Oct. 1, 2019, 10:55 p.m.
Around a year ago, I suddenly became interested in a field called “Literary Translation.” It was around the time I was applying to the Columbia School of the Arts. I had noticed their fiction MFA had an optional literary translation concentration, and though I never took up the offer to attend the SoA, my interest in Literary Translation lingered.
Now, I am enrolled in the Journalism program, but find myself stealing over to the SoA building like a fugitive.
Recently I visited award-winning Danish translator Katrine Jensen in her office to ask her how one might get started. Luckily, we are both into journalism, translation, and fiction, and got on like fast friends.
I learned from Katrine that Literary Translation is an unbelievably complex process where you get started publishing short translated works in literary magazines. You then scout authors whose work you are interested in, figure out who has the rights to the piece and ask whoever that is if you have permission to translate. You approach a publisher with a translated sample et voilà: book deal.
We discussed the art of translation, and how a translated work is really the combined from two authors. It ends up being two distinct pieces, she said.
One mistake her students make is sticking too closely to the text. “Here, fidelity is infidelity.” She suggested that I translate short works at first, short stories or flash fiction, and bring them to her for assessment. I couldn’t believe that she had offered to mentor me, because I am not technically enrolled in the SoA.
“I don’t think of it as an obligation, I think of it as paying it forward,” she said. “When I was new to the industry, that’s what so many people did for me.”
We talk salaries, solicitation, getting out from under the dreaded ‘slush’ pile. The importance of having an “in,” an editor on the inside. She said, “Translation is a good way to gain a foothold in the literary world.
“You can highlight works from the African diaspora… highlight promising new literary voices. You make sure diverse voices are heard.”
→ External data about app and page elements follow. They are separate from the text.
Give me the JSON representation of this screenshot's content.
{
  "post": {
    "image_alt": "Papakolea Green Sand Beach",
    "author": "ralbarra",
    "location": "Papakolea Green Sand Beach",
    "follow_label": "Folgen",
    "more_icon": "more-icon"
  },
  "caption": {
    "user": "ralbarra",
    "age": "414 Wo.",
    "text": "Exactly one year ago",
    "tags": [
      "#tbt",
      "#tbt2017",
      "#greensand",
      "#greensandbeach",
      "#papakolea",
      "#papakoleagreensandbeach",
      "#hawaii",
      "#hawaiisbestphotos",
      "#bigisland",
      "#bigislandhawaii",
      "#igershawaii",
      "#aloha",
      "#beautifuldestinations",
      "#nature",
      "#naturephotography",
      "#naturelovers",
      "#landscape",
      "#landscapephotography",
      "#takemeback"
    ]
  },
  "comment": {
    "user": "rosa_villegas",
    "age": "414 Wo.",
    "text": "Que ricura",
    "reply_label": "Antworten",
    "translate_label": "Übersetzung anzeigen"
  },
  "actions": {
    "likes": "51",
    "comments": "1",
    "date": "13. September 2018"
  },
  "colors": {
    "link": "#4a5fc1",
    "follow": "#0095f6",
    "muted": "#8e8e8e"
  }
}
This caught my interest. “When I was in Europe I always felt that English carried with it a sort of privilege. I would walk into a room of international students, and all of a sudden, we were speaking in English, just because I was there. Translation would be a good way to use this privilege for good, I guess.”
“I think of translation as activism,” she affirmed.
I left her office feeling light. I felt as though a door somewhere had been flung wide open.